mandela new yorker cover

*Next week’s cover of The New Yorker will pay tribute to former South African President Nelson Mandela with a drawing that reflects a young Mandela with his fist raised – “during the time that he was on trial with over a hundred of his comrades,” noted the artist, Kadir Nelson.

“I wanted to make a simple and bold statement about Mandela and his life as a freedom fighter,” Nelson told The New Yorker of the cover, entitled, “Madiba,” Mandela’s tribal name. “The raised fist and the simple, stark palette reminded me of posters and anti-apartheid imagery of the nineteen-eighties. This painting is a tribute to the struggle for freedom from all forms of discrimination, and Nelson’s very prominent role as a leader in the anti-apartheid movement.”

President Barack Obama pauses as he makes a statement regarding the death of former South African president Nelson Mandela at the James Brady Press Briefing Room of the White House December 5, 2013 in Washington, DC.

President Barack Obama pauses as he makes a statement regarding the death of former South African president Nelson Mandela at the James Brady Press Briefing Room of the White House December 5, 2013 in Washington, DC.

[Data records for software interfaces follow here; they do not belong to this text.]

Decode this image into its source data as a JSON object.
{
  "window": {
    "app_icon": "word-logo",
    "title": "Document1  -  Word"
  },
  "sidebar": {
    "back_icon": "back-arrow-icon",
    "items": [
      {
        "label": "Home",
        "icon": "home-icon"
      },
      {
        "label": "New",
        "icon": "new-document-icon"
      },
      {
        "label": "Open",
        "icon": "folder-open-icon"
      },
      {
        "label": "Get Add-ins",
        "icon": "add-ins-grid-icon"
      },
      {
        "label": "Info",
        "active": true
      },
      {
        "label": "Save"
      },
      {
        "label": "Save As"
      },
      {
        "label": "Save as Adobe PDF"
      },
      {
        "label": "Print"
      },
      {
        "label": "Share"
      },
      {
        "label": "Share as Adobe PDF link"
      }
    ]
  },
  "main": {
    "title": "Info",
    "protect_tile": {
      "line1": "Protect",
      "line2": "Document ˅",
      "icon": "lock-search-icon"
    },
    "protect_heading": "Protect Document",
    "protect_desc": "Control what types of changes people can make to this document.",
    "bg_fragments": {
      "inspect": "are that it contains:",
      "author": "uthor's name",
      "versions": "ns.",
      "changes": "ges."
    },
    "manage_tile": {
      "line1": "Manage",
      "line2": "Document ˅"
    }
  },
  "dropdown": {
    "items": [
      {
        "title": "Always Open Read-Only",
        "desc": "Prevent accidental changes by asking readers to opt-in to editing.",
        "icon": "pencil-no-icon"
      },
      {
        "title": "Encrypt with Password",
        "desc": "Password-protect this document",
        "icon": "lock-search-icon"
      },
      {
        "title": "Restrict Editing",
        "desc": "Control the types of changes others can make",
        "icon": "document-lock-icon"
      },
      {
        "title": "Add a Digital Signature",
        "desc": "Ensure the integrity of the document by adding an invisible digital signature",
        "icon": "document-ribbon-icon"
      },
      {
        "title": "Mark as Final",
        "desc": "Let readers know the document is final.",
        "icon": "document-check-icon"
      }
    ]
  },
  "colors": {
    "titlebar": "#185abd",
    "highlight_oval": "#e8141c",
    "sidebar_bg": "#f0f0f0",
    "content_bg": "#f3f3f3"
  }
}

White House spokesman Jay Carney today announced that President Obama and the First Lady will go to South Africa next week to pay their respects to the memory of Mandela and to participate in memorial events.

Officials have held off on a detailed announcement as travel plans, logistics, and security are worked out.

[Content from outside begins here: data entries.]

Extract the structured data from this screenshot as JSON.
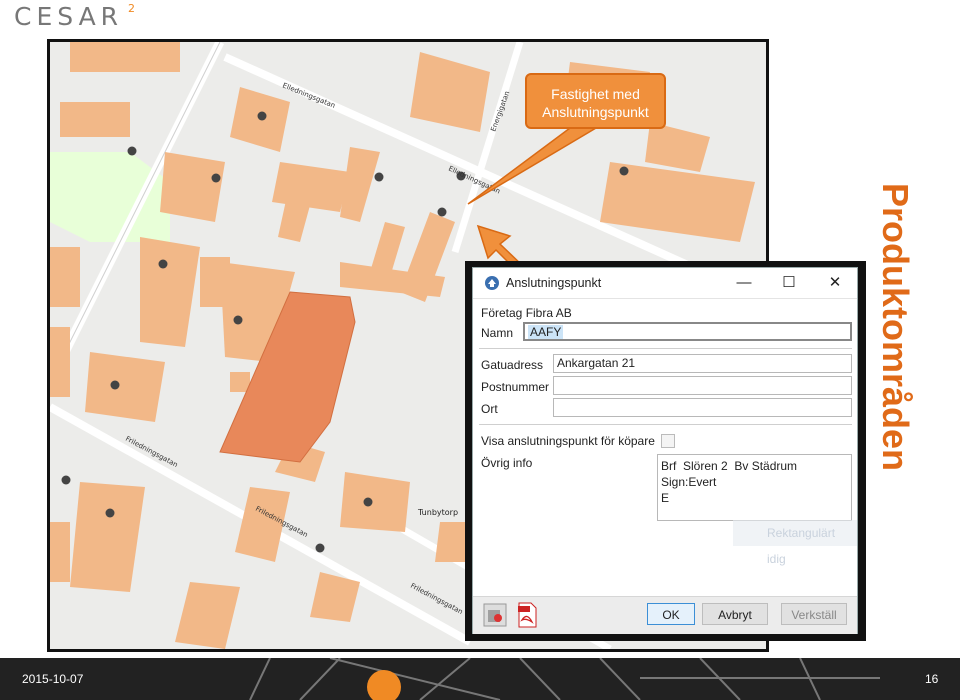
{
  "logo": {
    "text": "CESAR",
    "superscript": "2"
  },
  "side_title": "Produktområden",
  "callout": {
    "line1": "Fastighet med",
    "line2": "Anslutningspunkt"
  },
  "map": {
    "streets": [
      "Elledningsgatan",
      "Energigatan",
      "Elledningsgatan",
      "Friledningsgatan",
      "Friledningsgatan",
      "Friledningsgatan"
    ],
    "place": "Tunbytorp"
  },
  "dialog": {
    "title": "Anslutningspunkt",
    "company_label": "Företag Fibra AB",
    "name_label": "Namn",
    "name_value": "AAFY",
    "address_label": "Gatuadress",
    "address_value": "Ankargatan 21",
    "postnr_label": "Postnummer",
    "postnr_value": "",
    "city_label": "Ort",
    "city_value": "",
    "show_label": "Visa anslutningspunkt för köpare",
    "info_label": "Övrig info",
    "info_value": "Brf  Slören 2  Bv Städrum Sign:Evert\nE",
    "ok_label": "OK",
    "cancel_label": "Avbryt",
    "apply_label": "Verkställ",
    "minimize_glyph": "—",
    "maximize_glyph": "☐",
    "close_glyph": "✕"
  },
  "ghost_menu_item": "Rektangulärt idig",
  "footer": {
    "date": "2015-10-07",
    "page": "16"
  },
  "colors": {
    "building": "#f2b888",
    "highlight": "#e8885a",
    "accent": "#f08a24",
    "park": "#e8ffd8"
  }
}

As previously reported, services for Mandela will be part of a mourning period in South Africa that will last about 10 days.

The South African government has scheduled the state funeral for Dec. 15, a week from Sunday. There is also a memorial service scheduled for Dec. 10, which is Tuesday.

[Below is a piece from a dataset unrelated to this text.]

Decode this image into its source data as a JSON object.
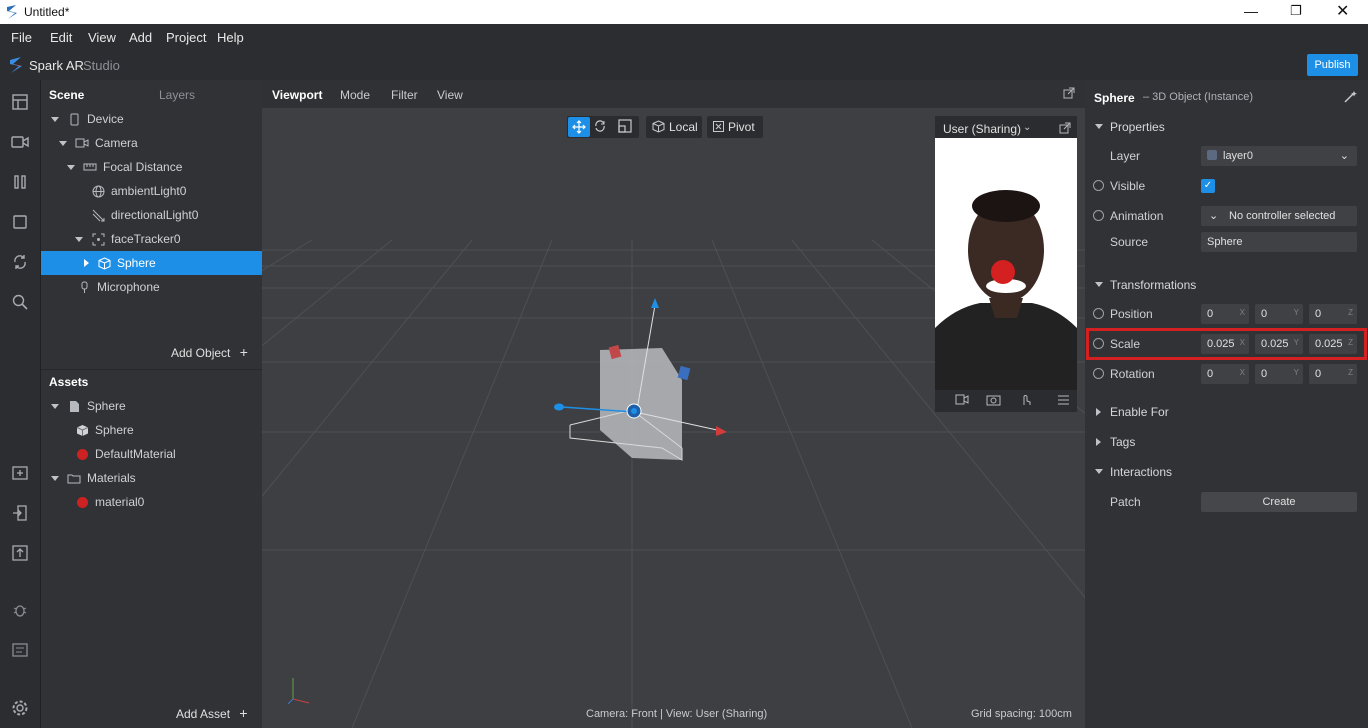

Carney did not say whether Obama would attend the memorial, the burial, or both.

In the meantime, Obama has directed that American flags be lowered to half-staff through Monday in honor of the freedom fighter who died Thursday at age 95.

In a proclamation honoring Mandela, Obama wrote that “the United States has lost a close friend, South Africa has lost an incomparable liberator, and the world has lost an inspiration for freedom, justice, and human dignity — Nelson Mandela is no longer with us, he belongs to the ages.”

Mandela “transformed South Africa — and moved the entire world,” Obama wrote. “His journey from a prisoner to a president embodied the promise that human beings — and countries — can change for the better.”

The resolution said: “While we mourn his loss, we will forever honor Nelson Mandela’s memory. He left behind a South Africa that is free.”

The White House also announced that Obama phoned current South African President Jacob Zuma to express the nation’s condolences.